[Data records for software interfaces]
⟨
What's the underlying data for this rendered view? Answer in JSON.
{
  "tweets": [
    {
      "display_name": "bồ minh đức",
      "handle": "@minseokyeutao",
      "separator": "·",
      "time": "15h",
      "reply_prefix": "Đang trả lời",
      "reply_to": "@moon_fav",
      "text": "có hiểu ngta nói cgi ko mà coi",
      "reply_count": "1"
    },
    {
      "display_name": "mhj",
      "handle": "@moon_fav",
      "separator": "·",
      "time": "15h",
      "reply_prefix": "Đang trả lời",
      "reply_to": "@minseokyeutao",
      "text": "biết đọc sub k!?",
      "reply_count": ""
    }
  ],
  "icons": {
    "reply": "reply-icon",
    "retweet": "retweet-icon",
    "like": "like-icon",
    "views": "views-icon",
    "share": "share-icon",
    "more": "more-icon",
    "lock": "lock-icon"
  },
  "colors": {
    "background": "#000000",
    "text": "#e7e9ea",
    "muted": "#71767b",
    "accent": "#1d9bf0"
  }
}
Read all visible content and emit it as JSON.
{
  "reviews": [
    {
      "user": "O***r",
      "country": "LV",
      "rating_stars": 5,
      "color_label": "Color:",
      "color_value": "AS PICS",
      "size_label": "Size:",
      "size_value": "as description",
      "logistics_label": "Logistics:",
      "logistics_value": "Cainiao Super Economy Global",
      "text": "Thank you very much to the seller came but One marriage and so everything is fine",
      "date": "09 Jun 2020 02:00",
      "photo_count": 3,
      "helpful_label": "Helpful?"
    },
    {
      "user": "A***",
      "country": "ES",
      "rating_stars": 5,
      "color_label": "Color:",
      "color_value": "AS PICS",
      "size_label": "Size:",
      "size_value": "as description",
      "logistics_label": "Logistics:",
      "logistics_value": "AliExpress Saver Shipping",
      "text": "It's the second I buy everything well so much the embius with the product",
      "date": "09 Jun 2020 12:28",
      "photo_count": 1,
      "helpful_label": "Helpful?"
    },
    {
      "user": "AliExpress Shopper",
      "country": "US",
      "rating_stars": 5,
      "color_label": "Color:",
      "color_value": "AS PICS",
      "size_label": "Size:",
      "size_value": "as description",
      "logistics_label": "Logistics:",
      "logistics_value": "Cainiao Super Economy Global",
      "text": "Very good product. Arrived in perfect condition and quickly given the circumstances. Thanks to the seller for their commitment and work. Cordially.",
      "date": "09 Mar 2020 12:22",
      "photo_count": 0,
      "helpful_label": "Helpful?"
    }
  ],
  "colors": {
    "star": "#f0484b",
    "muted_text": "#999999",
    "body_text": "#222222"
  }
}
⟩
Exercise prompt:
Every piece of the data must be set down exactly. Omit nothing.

Expected answer:
What's the underlying data for this rendered view? Answer in JSON.
{
  "tweets": [
    {
      "display_name": "bồ minh đức",
      "handle": "@minseokyeutao",
      "separator": "·",
      "time": "15h",
      "reply_prefix": "Đang trả lời",
      "reply_to": "@moon_fav",
      "text": "có hiểu ngta nói cgi ko mà coi",
      "reply_count": "1"
    },
    {
      "display_name": "mhj",
      "handle": "@moon_fav",
      "separator": "·",
      "time": "15h",
      "reply_prefix": "Đang trả lời",
      "reply_to": "@minseokyeutao",
      "text": "biết đọc sub k!?",
      "reply_count": ""
    }
  ],
  "icons": {
    "reply": "reply-icon",
    "retweet": "retweet-icon",
    "like": "like-icon",
    "views": "views-icon",
    "share": "share-icon",
    "more": "more-icon",
    "lock": "lock-icon"
  },
  "colors": {
    "background": "#000000",
    "text": "#e7e9ea",
    "muted": "#71767b",
    "accent": "#1d9bf0"
  }
}
Read all visible content and emit it as JSON.
{
  "reviews": [
    {
      "user": "O***r",
      "country": "LV",
      "rating_stars": 5,
      "color_label": "Color:",
      "color_value": "AS PICS",
      "size_label": "Size:",
      "size_value": "as description",
      "logistics_label": "Logistics:",
      "logistics_value": "Cainiao Super Economy Global",
      "text": "Thank you very much to the seller came but One marriage and so everything is fine",
      "date": "09 Jun 2020 02:00",
      "photo_count": 3,
      "helpful_label": "Helpful?"
    },
    {
      "user": "A***",
      "country": "ES",
      "rating_stars": 5,
      "color_label": "Color:",
      "color_value": "AS PICS",
      "size_label": "Size:",
      "size_value": "as description",
      "logistics_label": "Logistics:",
      "logistics_value": "AliExpress Saver Shipping",
      "text": "It's the second I buy everything well so much the embius with the product",
      "date": "09 Jun 2020 12:28",
      "photo_count": 1,
      "helpful_label": "Helpful?"
    },
    {
      "user": "AliExpress Shopper",
      "country": "US",
      "rating_stars": 5,
      "color_label": "Color:",
      "color_value": "AS PICS",
      "size_label": "Size:",
      "size_value": "as description",
      "logistics_label": "Logistics:",
      "logistics_value": "Cainiao Super Economy Global",
      "text": "Very good product. Arrived in perfect condition and quickly given the circumstances. Thanks to the seller for their commitment and work. Cordially.",
      "date": "09 Mar 2020 12:22",
      "photo_count": 0,
      "helpful_label": "Helpful?"
    }
  ],
  "colors": {
    "star": "#f0484b",
    "muted_text": "#999999",
    "body_text": "#222222"
  }
}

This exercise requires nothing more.